Wesel is located in the middle of the unique Lower Rhine landscape with Rhine plains and old arms of the Rhine, fields, orchards and forests and is home to a variety of rare animals and plants. The location on the Rhine, Lippe and Issel Rivers has a massive influence on the habitat. Furthermore, the characteristic willows define the landscape, which represent a symbol of the Lower Rhine and even decorate the coat of arms of the city of Wesel. Moreover, there is a large protection area in Wesel consisting of nature preserve regions, the bird sanctuary "Unterer Niederrhein" as well as the Natura 2000 region.
Nature preserve + NATURA 2000
The Diersfordter Forest, as a nature preserve and NATURA 2000 project, is a part of the Hohe Mark nature park. The forest stops by a dune landscape, which was formed during the past ice age from the sands of the nearby Rhine valley. Old oak and pine dominate the forests. Black, green and small woodpeckers, oriole, pied flycatcher and tree pipit as well as hawk, mouse and wasp buzzard. Above all in the area of the preserve, in which there is black, red and deer are located, are characterised by the old oak and birch.
The nature preserve has two records to offer: The largest population of the rare stag beetle is found in the largest acidophilus oak forests in North Rhine Westphalia.
Small moor areas are found throughout where there are rare types of animals and plants. The largest body of water is the "Schwarzes Wasser", which gets its name due to its humic acid typical for moors, which give the water a deep brown to black colour. The region identified by low-nutrient waters and soil is home to many special and rare animals and plants. Cotton grass, water plantain or the flesh-eating plants sundew and lesser bladderwort can be found here just as dragonflies or the little grebe and Canadian geese.

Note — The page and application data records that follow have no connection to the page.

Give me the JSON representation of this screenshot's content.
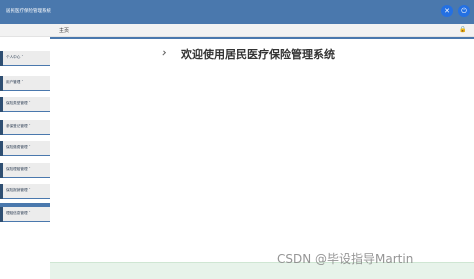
{
  "app": {
    "title": "居民医疗保险管理系统"
  },
  "header": {
    "icons": [
      "close-icon",
      "exit-icon"
    ]
  },
  "breadcrumb": {
    "label": "主页"
  },
  "sidebar": {
    "items": [
      {
        "label": "个人中心 ˅"
      },
      {
        "label": "用户管理 ˅"
      },
      {
        "label": "保险类型管理 ˅"
      },
      {
        "label": "参保登记管理 ˅"
      },
      {
        "label": "保险缴费管理 ˅"
      },
      {
        "label": "保险理赔管理 ˅"
      },
      {
        "label": "保险报销管理 ˅"
      },
      {
        "label": "理赔信息管理 ˅"
      }
    ]
  },
  "main": {
    "welcome": "欢迎使用居民医疗保险管理系统"
  },
  "watermark": "CSDN @毕设指导Martin",
  "colors": {
    "topbar": "#4a78ad",
    "accent": "#2470e2",
    "sidebar_edge": "#2f4f72",
    "sidebar_item_bg": "#ececec"
  }
}
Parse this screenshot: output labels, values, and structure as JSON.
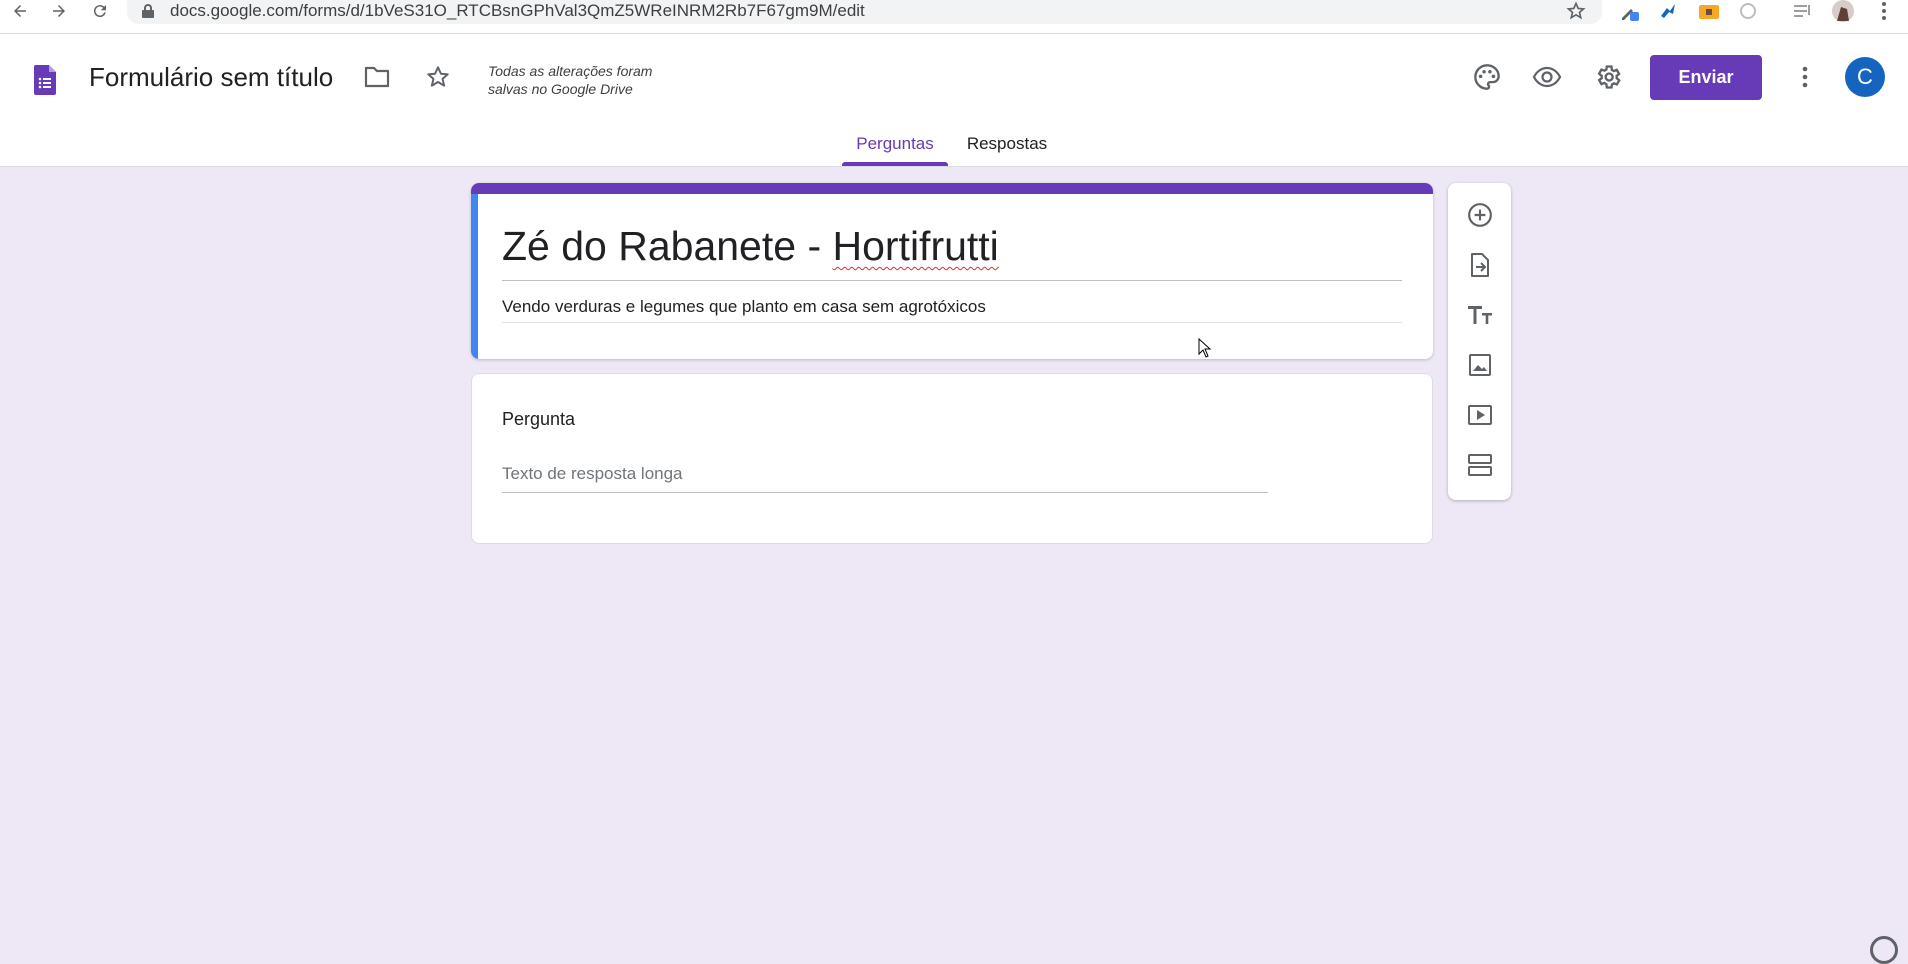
{
  "browser": {
    "url": "docs.google.com/forms/d/1bVeS31O_RTCBsnGPhVal3QmZ5WReINRM2Rb7F67gm9M/edit"
  },
  "header": {
    "doc_title": "Formulário sem título",
    "save_status_line1": "Todas as alterações foram",
    "save_status_line2": "salvas no Google Drive",
    "send_label": "Enviar",
    "avatar_letter": "C"
  },
  "tabs": [
    {
      "label": "Perguntas",
      "active": true
    },
    {
      "label": "Respostas",
      "active": false
    }
  ],
  "form": {
    "title_part1": "Zé do Rabanete - ",
    "title_part2": "Hortifrutti",
    "description": "Vendo verduras e legumes que planto em casa sem agrotóxicos"
  },
  "question": {
    "title": "Pergunta",
    "answer_placeholder": "Texto de resposta longa"
  },
  "side_toolbar": [
    "add-question-icon",
    "import-questions-icon",
    "add-title-icon",
    "add-image-icon",
    "add-video-icon",
    "add-section-icon"
  ],
  "colors": {
    "accent": "#673ab7",
    "background": "#ede7f6",
    "title_card_left_strip": "#4285f4",
    "avatar": "#1565c0"
  }
}
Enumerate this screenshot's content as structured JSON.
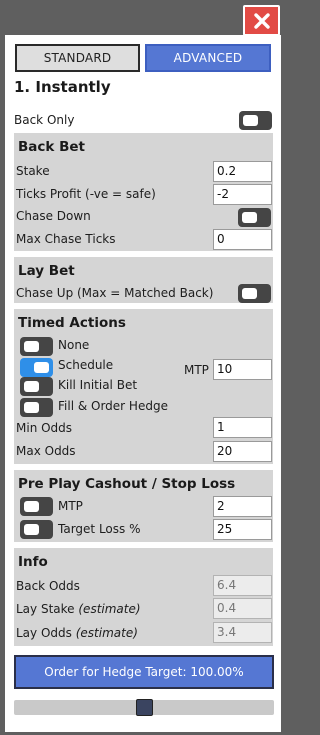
{
  "window": {
    "close_icon": "close-x-icon",
    "close_color": "#e24b45"
  },
  "modes": {
    "standard": "STANDARD",
    "advanced": "ADVANCED",
    "active": "advanced"
  },
  "heading": "1. Instantly",
  "back_only": {
    "label": "Back Only",
    "on": false
  },
  "back_bet": {
    "title": "Back Bet",
    "stake_label": "Stake",
    "stake": "0.2",
    "ticks_label": "Ticks Profit (-ve = safe)",
    "ticks": "-2",
    "chase_label": "Chase Down",
    "chase_on": false,
    "max_chase_label": "Max Chase Ticks",
    "max_chase": "0"
  },
  "lay_bet": {
    "title": "Lay Bet",
    "chase_up_label": "Chase Up (Max = Matched Back)",
    "chase_up_on": false
  },
  "timed": {
    "title": "Timed Actions",
    "none_label": "None",
    "none_on": false,
    "schedule_label": "Schedule",
    "schedule_on": true,
    "mtp_label": "MTP",
    "mtp": "10",
    "kill_label": "Kill Initial Bet",
    "kill_on": false,
    "fill_label": "Fill & Order Hedge",
    "fill_on": false,
    "min_odds_label": "Min Odds",
    "min_odds": "1",
    "max_odds_label": "Max Odds",
    "max_odds": "20"
  },
  "cashout": {
    "title": "Pre Play Cashout / Stop Loss",
    "mtp_label": "MTP",
    "mtp_on": false,
    "mtp": "2",
    "target_label": "Target Loss %",
    "target_on": false,
    "target": "25"
  },
  "info": {
    "title": "Info",
    "back_odds_label": "Back Odds",
    "back_odds": "6.4",
    "lay_stake_label": "Lay Stake",
    "lay_odds_label": "Lay Odds",
    "estimate": "(estimate)",
    "lay_stake": "0.4",
    "lay_odds": "3.4"
  },
  "order_button": "Order for Hedge Target: 100.00%",
  "hedge_slider": {
    "value_fraction": 0.5
  },
  "colors": {
    "accent": "#5577d3",
    "toggle_on": "#2f8fe8",
    "toggle_off": "#454545",
    "section_bg": "#d5d5d5"
  }
}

The Diersfordter Forest is a contribution from NRW to the European protection region network NATURA 2000. The Flora-Fauna-Habitat (FFH) directive obligates the EU member states to identify particularly ideal FFH regions and to contribute to the biological variety and preservation of the European natural habitat through its protection.
Multiple nature preserves come together at the Weseler Aue. These include the European bird sanctuary "Unterer Niederrhein", the nature preserve "Weseler Aue" and the European FFH region "WeselerAue". During the "Discoveries in the Weseler Aue" project, the biological station offers an app-supported option to discover Wesel "on your own" for visitors to the region. You can discover the variety of the nature on the north side of the Auesee.
The natural redesign of the Lippe estuary is worthwhile. A landscape is being created on an area of nearly 200 football fields through which the Lippe flows and finally ends up in the Rhine - a unique renaturation project.